The model represents how prompt dependency emerges within the AS-NT relationship and how the need for reciprocal interaction NT partner versus the need to avoid reciprocal interaction AS partner are the common threads that kept prompt dependency cycling between partners. Each theme is described in detail in sections that follow. Figure 1. Theoretical model of the prompt dependency cycle. In this study, reciprocity was the defining theme as it signalled both the beginning and end of communicative exchange.

From the NT perspective, it was the point at which emotional connection and intimacy with their partner through conversation was sought. For many NT partners, it was also the point where they recognised they were entering into yet another cycle of communicative dissonance. It just frustrates me and it just makes me … angry and I would just get really annoyed about it. It would probably end up in an argument.

Not going to go there. I have always told him that he has never had to guess about how I feel. Like Ella, most NT partners believed that the struggle to avoid being caught within the communication roundabout proved arduous. Beth described the exhaustion involved in being entangled in the cycle and elaborated on how the experience made her feel devalued as a partner: I find it exhausting. I feel devalued. I feel assaulted verbally. I guess in a way I feel diminished and on the whole very frustrated, intensely frustrated that it is the same old, same old, and he will actually feedback the information that I am saying the same things.

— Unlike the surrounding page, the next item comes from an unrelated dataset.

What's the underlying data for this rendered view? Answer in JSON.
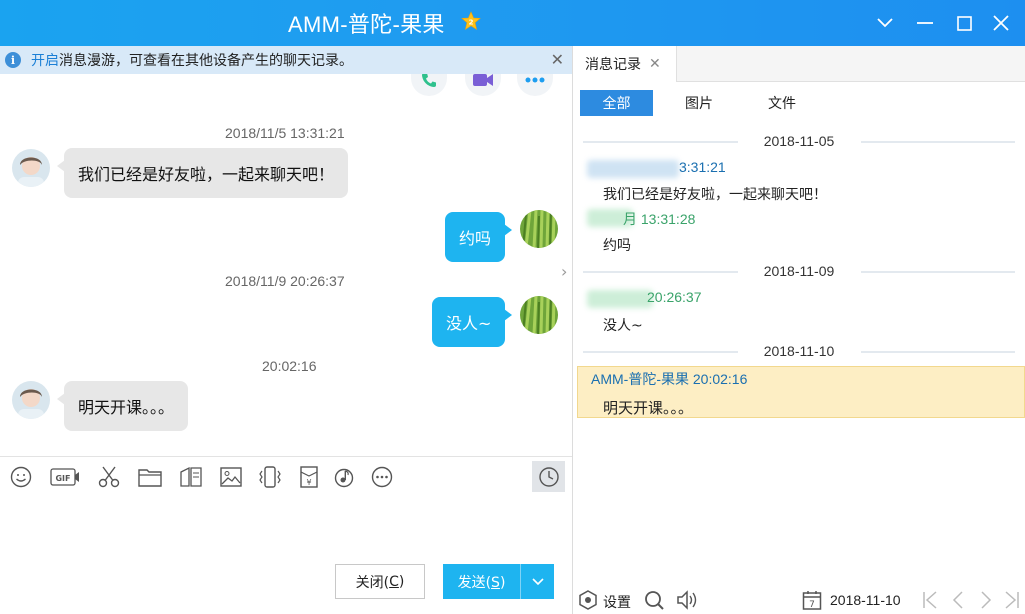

That becomes very frustrating. What emerged from the interviews was that many NT partners felt disconnected from their AS partner due to the lack of reciprocity and regular avoidance tactics employed by their partners. This unresponsiveness not only created considerable emotional loneliness within the relationship but also was also difficult to convey to others.

I mean, that defies all reasoning. Ella also elaborated on the lack of emotion and unresponsiveness that she found hard to endure in her relationship.